** Stored items **
==================================================

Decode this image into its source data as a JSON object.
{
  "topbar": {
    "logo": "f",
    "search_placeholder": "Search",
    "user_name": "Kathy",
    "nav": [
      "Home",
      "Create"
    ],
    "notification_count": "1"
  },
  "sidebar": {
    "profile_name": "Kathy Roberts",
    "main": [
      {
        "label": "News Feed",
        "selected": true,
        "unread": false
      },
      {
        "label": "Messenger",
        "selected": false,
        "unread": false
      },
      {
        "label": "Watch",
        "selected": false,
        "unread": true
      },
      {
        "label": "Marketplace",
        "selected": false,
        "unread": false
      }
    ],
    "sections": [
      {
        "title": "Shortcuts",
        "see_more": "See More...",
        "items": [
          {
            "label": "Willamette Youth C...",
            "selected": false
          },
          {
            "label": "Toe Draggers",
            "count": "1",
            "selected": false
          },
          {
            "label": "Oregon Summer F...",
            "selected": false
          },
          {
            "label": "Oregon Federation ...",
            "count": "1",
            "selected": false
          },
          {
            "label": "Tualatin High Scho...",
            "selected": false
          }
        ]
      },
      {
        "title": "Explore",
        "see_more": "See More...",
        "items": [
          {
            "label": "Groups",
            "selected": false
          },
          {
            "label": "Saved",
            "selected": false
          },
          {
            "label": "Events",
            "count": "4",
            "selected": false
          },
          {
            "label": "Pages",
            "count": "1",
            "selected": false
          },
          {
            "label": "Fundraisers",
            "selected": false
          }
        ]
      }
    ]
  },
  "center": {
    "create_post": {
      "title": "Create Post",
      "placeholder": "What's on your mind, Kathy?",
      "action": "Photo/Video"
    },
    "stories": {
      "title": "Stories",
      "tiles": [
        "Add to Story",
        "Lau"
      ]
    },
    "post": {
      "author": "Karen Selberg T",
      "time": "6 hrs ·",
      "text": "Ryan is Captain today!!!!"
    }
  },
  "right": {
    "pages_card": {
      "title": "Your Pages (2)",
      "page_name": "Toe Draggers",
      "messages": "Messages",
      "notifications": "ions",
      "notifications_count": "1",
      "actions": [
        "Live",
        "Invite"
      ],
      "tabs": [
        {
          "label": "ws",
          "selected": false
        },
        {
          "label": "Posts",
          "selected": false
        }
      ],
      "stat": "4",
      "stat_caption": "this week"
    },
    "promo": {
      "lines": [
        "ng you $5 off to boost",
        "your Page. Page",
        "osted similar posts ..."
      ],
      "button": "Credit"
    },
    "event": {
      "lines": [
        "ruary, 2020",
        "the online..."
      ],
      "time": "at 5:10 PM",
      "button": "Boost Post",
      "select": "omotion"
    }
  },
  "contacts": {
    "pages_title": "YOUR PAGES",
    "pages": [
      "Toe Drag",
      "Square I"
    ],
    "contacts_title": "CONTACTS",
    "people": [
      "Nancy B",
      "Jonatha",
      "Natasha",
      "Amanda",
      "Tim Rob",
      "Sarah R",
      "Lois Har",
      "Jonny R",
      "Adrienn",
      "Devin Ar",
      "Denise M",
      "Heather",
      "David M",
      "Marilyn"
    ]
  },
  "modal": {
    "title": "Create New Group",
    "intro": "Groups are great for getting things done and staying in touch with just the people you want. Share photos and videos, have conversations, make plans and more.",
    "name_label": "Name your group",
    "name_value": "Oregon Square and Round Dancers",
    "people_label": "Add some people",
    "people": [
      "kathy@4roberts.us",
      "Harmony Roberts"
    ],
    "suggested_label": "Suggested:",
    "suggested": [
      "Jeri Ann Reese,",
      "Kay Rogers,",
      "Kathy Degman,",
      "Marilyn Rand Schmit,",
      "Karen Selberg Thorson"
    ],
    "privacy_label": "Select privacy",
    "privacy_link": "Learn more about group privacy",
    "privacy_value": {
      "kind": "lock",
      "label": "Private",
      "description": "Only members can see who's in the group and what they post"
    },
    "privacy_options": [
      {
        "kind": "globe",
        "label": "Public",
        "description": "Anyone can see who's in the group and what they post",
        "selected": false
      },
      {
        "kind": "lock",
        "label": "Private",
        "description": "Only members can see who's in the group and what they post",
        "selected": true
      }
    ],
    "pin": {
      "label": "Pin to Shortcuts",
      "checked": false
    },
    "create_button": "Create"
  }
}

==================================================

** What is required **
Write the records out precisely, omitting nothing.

** Output of the exercise **
Decode this image into its source data as a JSON object.
{
  "topbar": {
    "logo": "f",
    "search_placeholder": "Search",
    "user_name": "Kathy",
    "nav": [
      "Home",
      "Create"
    ],
    "notification_count": "1"
  },
  "sidebar": {
    "profile_name": "Kathy Roberts",
    "main": [
      {
        "label": "News Feed",
        "selected": true,
        "unread": false
      },
      {
        "label": "Messenger",
        "selected": false,
        "unread": false
      },
      {
        "label": "Watch",
        "selected": false,
        "unread": true
      },
      {
        "label": "Marketplace",
        "selected": false,
        "unread": false
      }
    ],
    "sections": [
      {
        "title": "Shortcuts",
        "see_more": "See More...",
        "items": [
          {
            "label": "Willamette Youth C...",
            "selected": false
          },
          {
            "label": "Toe Draggers",
            "count": "1",
            "selected": false
          },
          {
            "label": "Oregon Summer F...",
            "selected": false
          },
          {
            "label": "Oregon Federation ...",
            "count": "1",
            "selected": false
          },
          {
            "label": "Tualatin High Scho...",
            "selected": false
          }
        ]
      },
      {
        "title": "Explore",
        "see_more": "See More...",
        "items": [
          {
            "label": "Groups",
            "selected": false
          },
          {
            "label": "Saved",
            "selected": false
          },
          {
            "label": "Events",
            "count": "4",
            "selected": false
          },
          {
            "label": "Pages",
            "count": "1",
            "selected": false
          },
          {
            "label": "Fundraisers",
            "selected": false
          }
        ]
      }
    ]
  },
  "center": {
    "create_post": {
      "title": "Create Post",
      "placeholder": "What's on your mind, Kathy?",
      "action": "Photo/Video"
    },
    "stories": {
      "title": "Stories",
      "tiles": [
        "Add to Story",
        "Lau"
      ]
    },
    "post": {
      "author": "Karen Selberg T",
      "time": "6 hrs ·",
      "text": "Ryan is Captain today!!!!"
    }
  },
  "right": {
    "pages_card": {
      "title": "Your Pages (2)",
      "page_name": "Toe Draggers",
      "messages": "Messages",
      "notifications": "ions",
      "notifications_count": "1",
      "actions": [
        "Live",
        "Invite"
      ],
      "tabs": [
        {
          "label": "ws",
          "selected": false
        },
        {
          "label": "Posts",
          "selected": false
        }
      ],
      "stat": "4",
      "stat_caption": "this week"
    },
    "promo": {
      "lines": [
        "ng you $5 off to boost",
        "your Page. Page",
        "osted similar posts ..."
      ],
      "button": "Credit"
    },
    "event": {
      "lines": [
        "ruary, 2020",
        "the online..."
      ],
      "time": "at 5:10 PM",
      "button": "Boost Post",
      "select": "omotion"
    }
  },
  "contacts": {
    "pages_title": "YOUR PAGES",
    "pages": [
      "Toe Drag",
      "Square I"
    ],
    "contacts_title": "CONTACTS",
    "people": [
      "Nancy B",
      "Jonatha",
      "Natasha",
      "Amanda",
      "Tim Rob",
      "Sarah R",
      "Lois Har",
      "Jonny R",
      "Adrienn",
      "Devin Ar",
      "Denise M",
      "Heather",
      "David M",
      "Marilyn"
    ]
  },
  "modal": {
    "title": "Create New Group",
    "intro": "Groups are great for getting things done and staying in touch with just the people you want. Share photos and videos, have conversations, make plans and more.",
    "name_label": "Name your group",
    "name_value": "Oregon Square and Round Dancers",
    "people_label": "Add some people",
    "people": [
      "kathy@4roberts.us",
      "Harmony Roberts"
    ],
    "suggested_label": "Suggested:",
    "suggested": [
      "Jeri Ann Reese,",
      "Kay Rogers,",
      "Kathy Degman,",
      "Marilyn Rand Schmit,",
      "Karen Selberg Thorson"
    ],
    "privacy_label": "Select privacy",
    "privacy_link": "Learn more about group privacy",
    "privacy_value": {
      "kind": "lock",
      "label": "Private",
      "description": "Only members can see who's in the group and what they post"
    },
    "privacy_options": [
      {
        "kind": "globe",
        "label": "Public",
        "description": "Anyone can see who's in the group and what they post",
        "selected": false
      },
      {
        "kind": "lock",
        "label": "Private",
        "description": "Only members can see who's in the group and what they post",
        "selected": true
      }
    ],
    "pin": {
      "label": "Pin to Shortcuts",
      "checked": false
    },
    "create_button": "Create"
  }
}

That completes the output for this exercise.